EXERCISE MATERIAL =
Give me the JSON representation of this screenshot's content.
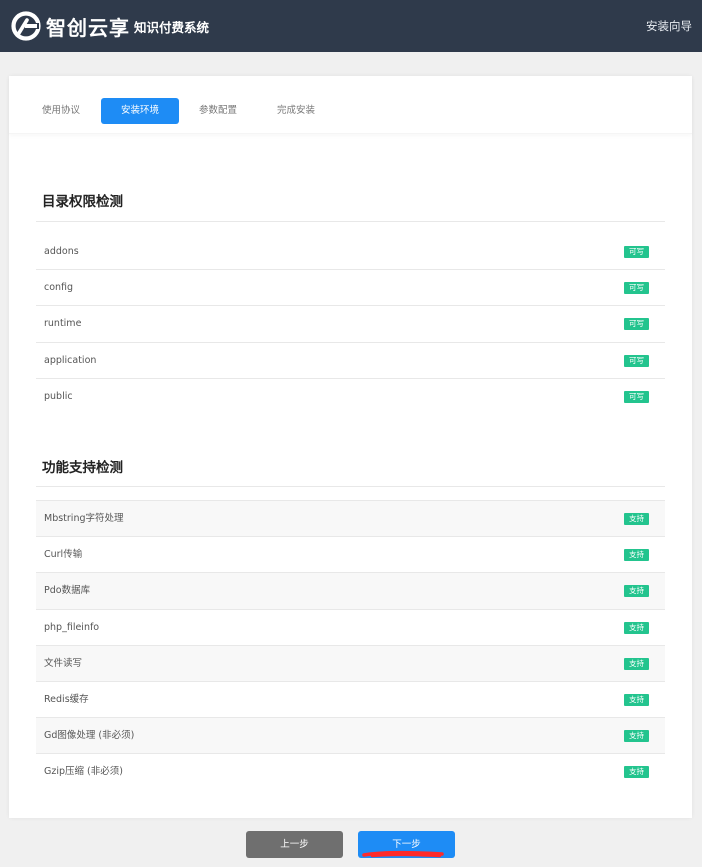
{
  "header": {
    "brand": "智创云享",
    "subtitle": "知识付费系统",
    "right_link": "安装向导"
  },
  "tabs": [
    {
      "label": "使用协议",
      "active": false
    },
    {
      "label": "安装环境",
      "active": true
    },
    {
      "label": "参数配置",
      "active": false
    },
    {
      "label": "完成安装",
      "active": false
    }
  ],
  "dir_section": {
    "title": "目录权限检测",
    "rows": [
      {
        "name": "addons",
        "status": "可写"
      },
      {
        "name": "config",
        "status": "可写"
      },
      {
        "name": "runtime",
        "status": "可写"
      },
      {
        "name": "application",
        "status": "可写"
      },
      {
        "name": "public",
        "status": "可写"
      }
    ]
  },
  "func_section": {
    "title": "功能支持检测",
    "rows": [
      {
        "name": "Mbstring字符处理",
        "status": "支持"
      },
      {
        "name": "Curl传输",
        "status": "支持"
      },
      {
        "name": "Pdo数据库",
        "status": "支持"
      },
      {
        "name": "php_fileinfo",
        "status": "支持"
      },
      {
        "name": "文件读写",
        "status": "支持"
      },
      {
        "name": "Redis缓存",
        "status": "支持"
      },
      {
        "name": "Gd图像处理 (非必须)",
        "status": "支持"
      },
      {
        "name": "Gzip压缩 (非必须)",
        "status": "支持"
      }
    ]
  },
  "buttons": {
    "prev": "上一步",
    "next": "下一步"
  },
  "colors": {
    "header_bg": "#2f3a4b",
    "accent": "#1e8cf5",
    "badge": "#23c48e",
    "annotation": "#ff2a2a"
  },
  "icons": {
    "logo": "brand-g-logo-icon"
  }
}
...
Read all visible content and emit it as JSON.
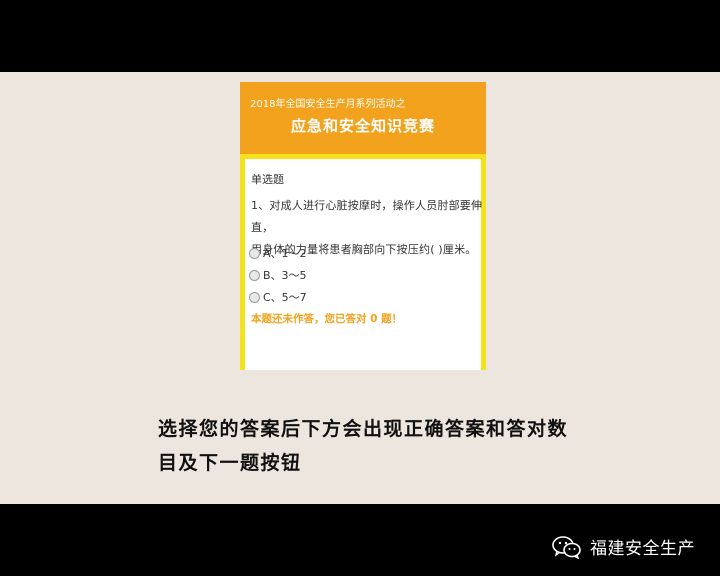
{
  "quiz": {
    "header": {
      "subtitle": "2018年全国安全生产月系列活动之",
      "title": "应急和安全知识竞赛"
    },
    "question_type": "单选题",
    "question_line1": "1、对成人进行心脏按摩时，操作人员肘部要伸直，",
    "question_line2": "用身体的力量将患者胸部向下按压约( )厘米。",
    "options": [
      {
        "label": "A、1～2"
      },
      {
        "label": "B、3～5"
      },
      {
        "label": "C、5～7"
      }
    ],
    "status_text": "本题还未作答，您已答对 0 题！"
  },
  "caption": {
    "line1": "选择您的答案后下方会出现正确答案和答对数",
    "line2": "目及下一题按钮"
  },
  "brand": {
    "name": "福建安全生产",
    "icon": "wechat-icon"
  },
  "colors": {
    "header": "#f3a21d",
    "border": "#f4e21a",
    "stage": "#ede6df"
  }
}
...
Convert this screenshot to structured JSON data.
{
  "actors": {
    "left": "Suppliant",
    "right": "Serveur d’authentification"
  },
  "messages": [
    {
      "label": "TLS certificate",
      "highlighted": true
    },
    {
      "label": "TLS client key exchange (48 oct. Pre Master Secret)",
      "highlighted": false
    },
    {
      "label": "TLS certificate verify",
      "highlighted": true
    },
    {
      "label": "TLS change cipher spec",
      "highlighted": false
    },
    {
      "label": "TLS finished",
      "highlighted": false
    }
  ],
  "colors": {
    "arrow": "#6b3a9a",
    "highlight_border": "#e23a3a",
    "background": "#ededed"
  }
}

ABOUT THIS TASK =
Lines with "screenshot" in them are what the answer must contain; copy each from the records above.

SOLUTION TO THIS TASK =
Give me the JSON representation of this screenshot's content.
Convert this screenshot to structured JSON data.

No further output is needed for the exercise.